[18] See Anes Alic, “A New Generation of Extremists Threaten Bosnia,” Eurasia Press and News, 14 January 2011, at, accessed on 23 March 2014 at 1:03pm EST. For a useful profile of Balkan, see Alic, “Nedžad Balkan: The Face of Southeastern Europe’s Newest Radical Threat,” Jamestown Foundation Militant Leadership Monitor, Vol. 2, Issue 1 (January 2011),  at, accessed on 23 March 2014 at 1:42pm EST.  

[19] Andreas Wetz, “Bosnien-Connection: Al-Qaidas Netzwerk in Ősterreich,” Die Presse (Vienna), 28 November 2014, at, accessed on 29 November 2014 at 12:41pm EST; Christoph Budin, “Operation Palmyra: Islamisten-Boss bei Terror-Großrazzia gefasst,” Kronen Zeitung (Vienna), 28 November 2014, at, accessed on 29 November 2014 at 10:04am EST; Elvira M. Jukic, “Balkan Suspects Held in Austrian Anti-Terror Raids,” BalkanInsight, 28 November 2014, at, accessed on 29 November 2014 at 9:36am EST; S.D. and M. Aš., “U Austriji uhapšen Mirsad Omerović poznatiji kao Ebu Tejma,” Dnevni Avaz (Sarajevo), 28 November 2014, at, accessed on 29 November 2014 at 9:39am EST; S. Degirmendžić, “Svi tragovi vode do Ebu Tejme,” Dnevni Avaz (Sarajevo), 20 April 2014, at, accessed on 29 November 2014 at 9:55am EST.  

[20] See “Woman in Spain arrested for allegedly procuring wives for ISIS,” The New York Daily News, 17 December 2014, at, accessed on 19 December 2014 at 5:58pm EST, and John Hall, “The ISIS family: Mother, father, and three flee to Syria from Vienna after being lured by hate preacher,” The Daily Mail (UK), 6 February 2015, at, accessed on 8 February 2015 at 7:51pm EST.    

[21] See M.M., “Austrijska policija uhapsila Suada Ramića iz Osmaka i Sandija Suljića iz Zenice,” Dnevni Avaz (Sarajevo), 28 November 2014, at, accessed on 30 November 2014 at 10:02am EST.  
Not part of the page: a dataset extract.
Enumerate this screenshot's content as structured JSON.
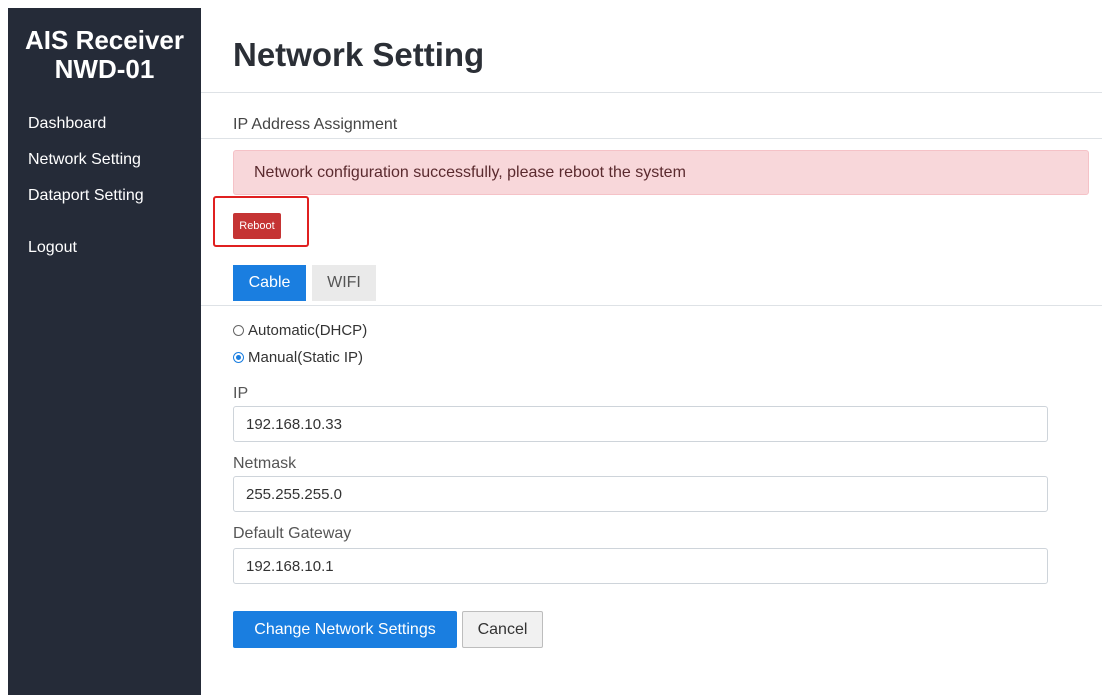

[22] See “Kurz warnt vor islamistichen Tendenzen in Bosnien,” Salzburger Nachtrichten, 18 June 2015, at, accessed on 26 June 2015 at 7:34am EST.